In the months since, mitigation plans have been put in place to eliminate many essential services at the DCHS hospitals – services that Prime had pledged to keep open, including women's health and pediatrics. The hospitals continue to lose millions of dollars a month.

The DCHS decision was not the first time that Attorney General Harris caved to the SEIU-UHW over a failing hospital in California.

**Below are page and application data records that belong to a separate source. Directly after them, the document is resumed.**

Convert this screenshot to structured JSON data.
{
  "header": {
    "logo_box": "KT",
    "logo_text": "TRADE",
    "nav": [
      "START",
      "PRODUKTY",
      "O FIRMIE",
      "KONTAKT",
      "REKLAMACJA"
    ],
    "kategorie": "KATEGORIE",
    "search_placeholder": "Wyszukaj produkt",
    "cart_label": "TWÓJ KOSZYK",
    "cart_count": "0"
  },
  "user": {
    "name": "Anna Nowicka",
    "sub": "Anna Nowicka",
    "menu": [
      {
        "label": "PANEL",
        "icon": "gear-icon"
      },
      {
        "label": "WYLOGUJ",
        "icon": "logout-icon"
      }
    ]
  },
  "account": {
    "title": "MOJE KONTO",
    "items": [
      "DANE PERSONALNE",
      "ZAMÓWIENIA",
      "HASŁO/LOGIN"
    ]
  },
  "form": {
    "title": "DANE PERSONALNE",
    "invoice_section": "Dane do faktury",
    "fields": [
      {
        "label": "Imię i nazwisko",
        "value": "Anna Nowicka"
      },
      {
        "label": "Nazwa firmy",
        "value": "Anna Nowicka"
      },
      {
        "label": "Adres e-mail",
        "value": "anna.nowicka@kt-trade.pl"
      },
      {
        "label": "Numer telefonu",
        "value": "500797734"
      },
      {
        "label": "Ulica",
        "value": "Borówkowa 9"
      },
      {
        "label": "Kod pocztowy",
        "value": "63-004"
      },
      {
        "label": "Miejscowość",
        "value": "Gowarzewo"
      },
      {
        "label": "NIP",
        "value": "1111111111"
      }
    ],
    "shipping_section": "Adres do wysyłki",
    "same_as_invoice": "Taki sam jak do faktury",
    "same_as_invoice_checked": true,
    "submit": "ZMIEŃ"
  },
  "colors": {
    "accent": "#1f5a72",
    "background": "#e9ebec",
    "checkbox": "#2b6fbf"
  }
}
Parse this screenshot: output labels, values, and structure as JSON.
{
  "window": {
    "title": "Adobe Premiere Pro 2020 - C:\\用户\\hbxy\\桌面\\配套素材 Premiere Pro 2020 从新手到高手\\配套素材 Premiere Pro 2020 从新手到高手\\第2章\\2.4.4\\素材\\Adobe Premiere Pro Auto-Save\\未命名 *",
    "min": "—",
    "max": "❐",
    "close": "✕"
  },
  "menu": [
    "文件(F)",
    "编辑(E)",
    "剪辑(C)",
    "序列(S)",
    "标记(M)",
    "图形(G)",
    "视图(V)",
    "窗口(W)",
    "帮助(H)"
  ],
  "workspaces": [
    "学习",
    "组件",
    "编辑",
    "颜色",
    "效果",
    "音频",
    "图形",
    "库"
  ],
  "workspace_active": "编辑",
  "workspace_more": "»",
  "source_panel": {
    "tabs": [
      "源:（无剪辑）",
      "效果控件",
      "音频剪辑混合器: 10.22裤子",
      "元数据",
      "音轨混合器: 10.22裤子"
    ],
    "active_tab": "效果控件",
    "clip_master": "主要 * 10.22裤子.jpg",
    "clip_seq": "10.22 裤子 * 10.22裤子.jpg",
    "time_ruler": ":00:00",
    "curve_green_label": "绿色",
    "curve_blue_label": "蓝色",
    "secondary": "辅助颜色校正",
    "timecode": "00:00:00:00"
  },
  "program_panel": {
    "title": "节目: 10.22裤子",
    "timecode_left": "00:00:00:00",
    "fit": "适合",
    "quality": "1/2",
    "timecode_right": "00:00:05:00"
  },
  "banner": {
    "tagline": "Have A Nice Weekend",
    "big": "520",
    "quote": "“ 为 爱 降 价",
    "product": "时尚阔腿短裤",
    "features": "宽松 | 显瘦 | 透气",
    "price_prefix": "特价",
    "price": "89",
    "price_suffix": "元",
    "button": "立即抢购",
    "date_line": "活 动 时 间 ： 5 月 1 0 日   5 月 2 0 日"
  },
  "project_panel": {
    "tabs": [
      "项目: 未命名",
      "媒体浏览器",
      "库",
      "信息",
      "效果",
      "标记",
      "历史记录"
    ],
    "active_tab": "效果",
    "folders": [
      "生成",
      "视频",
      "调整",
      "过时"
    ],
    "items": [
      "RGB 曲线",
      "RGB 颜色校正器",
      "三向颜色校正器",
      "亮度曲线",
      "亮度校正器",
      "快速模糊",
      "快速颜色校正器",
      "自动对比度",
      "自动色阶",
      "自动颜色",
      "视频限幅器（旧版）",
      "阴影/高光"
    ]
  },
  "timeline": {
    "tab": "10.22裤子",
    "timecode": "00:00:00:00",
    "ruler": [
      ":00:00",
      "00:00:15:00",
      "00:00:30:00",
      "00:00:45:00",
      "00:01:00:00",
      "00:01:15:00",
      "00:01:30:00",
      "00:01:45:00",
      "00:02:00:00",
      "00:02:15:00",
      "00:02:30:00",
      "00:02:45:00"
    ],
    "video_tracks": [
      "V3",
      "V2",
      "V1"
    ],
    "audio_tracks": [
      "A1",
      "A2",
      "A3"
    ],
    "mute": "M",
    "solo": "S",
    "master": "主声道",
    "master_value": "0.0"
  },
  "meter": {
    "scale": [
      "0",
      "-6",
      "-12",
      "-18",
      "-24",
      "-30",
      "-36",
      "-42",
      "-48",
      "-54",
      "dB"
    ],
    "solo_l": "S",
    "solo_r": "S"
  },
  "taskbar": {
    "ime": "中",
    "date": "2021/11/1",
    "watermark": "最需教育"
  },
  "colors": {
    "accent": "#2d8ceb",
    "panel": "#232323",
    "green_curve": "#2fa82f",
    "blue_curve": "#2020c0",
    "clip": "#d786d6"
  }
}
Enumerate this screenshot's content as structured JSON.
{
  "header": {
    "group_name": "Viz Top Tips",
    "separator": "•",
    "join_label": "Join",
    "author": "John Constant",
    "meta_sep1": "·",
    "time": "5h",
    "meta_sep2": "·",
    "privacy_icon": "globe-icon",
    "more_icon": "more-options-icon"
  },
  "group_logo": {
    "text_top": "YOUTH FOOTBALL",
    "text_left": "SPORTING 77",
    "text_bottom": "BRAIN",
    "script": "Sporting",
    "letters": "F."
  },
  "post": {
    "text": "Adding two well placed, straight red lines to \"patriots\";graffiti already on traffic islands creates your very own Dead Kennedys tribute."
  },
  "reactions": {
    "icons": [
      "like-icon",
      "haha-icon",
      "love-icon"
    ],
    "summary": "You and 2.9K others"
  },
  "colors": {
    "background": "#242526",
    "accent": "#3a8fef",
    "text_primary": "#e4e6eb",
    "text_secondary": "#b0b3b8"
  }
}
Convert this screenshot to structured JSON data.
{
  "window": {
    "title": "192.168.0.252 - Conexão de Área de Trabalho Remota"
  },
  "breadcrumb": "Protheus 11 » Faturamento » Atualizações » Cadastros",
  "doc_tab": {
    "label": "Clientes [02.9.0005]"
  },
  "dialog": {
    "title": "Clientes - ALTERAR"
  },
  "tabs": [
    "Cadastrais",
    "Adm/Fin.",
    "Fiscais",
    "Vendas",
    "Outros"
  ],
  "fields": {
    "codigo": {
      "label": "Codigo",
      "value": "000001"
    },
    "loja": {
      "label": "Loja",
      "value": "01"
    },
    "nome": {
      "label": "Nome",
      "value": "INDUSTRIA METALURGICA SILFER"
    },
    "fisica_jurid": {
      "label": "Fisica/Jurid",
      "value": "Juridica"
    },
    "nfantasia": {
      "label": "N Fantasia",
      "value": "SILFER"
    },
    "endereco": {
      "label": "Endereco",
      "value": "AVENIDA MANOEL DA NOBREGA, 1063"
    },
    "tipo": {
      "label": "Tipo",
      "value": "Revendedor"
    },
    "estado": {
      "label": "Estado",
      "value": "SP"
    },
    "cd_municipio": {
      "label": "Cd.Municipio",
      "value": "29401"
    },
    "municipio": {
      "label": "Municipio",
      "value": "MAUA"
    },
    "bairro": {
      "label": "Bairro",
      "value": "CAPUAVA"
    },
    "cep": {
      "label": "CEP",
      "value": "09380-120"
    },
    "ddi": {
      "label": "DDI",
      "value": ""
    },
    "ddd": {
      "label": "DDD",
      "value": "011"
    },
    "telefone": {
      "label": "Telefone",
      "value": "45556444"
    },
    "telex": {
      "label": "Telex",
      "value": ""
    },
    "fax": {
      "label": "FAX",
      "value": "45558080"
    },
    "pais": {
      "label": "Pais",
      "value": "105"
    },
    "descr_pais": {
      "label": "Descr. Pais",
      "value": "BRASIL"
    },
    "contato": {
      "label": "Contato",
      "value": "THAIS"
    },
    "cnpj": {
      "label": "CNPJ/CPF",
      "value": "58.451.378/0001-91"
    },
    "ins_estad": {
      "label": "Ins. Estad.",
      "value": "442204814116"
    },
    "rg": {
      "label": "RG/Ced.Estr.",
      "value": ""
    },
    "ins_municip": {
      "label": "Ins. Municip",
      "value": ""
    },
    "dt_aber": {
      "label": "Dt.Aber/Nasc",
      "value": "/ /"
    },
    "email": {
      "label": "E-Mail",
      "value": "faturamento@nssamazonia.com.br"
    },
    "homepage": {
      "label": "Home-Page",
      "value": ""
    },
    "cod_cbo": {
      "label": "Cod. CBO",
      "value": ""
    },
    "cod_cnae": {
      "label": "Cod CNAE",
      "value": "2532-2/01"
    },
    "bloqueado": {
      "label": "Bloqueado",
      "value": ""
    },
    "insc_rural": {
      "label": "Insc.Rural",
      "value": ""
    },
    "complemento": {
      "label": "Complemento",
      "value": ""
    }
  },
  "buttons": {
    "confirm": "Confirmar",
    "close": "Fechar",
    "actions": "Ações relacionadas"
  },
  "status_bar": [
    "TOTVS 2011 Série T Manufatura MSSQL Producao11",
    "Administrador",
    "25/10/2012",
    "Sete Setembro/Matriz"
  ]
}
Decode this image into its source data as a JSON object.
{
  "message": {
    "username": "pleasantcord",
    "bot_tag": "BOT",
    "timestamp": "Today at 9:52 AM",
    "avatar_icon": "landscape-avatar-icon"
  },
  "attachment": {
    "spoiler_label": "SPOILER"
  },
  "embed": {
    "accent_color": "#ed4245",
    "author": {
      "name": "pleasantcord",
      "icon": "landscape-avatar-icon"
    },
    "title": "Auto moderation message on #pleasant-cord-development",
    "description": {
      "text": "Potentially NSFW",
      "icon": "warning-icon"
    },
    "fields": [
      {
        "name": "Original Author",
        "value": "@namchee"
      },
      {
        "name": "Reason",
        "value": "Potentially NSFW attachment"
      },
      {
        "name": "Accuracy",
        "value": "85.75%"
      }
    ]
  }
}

In a case described in detail for the first time in the lawsuit, Harris in 2011 overruled the recommendations of her own staff and without explanation denied Prime's purchase of Victor Valley Community Hospital, the suit alleges.

Twitter: @SusanMorseHFN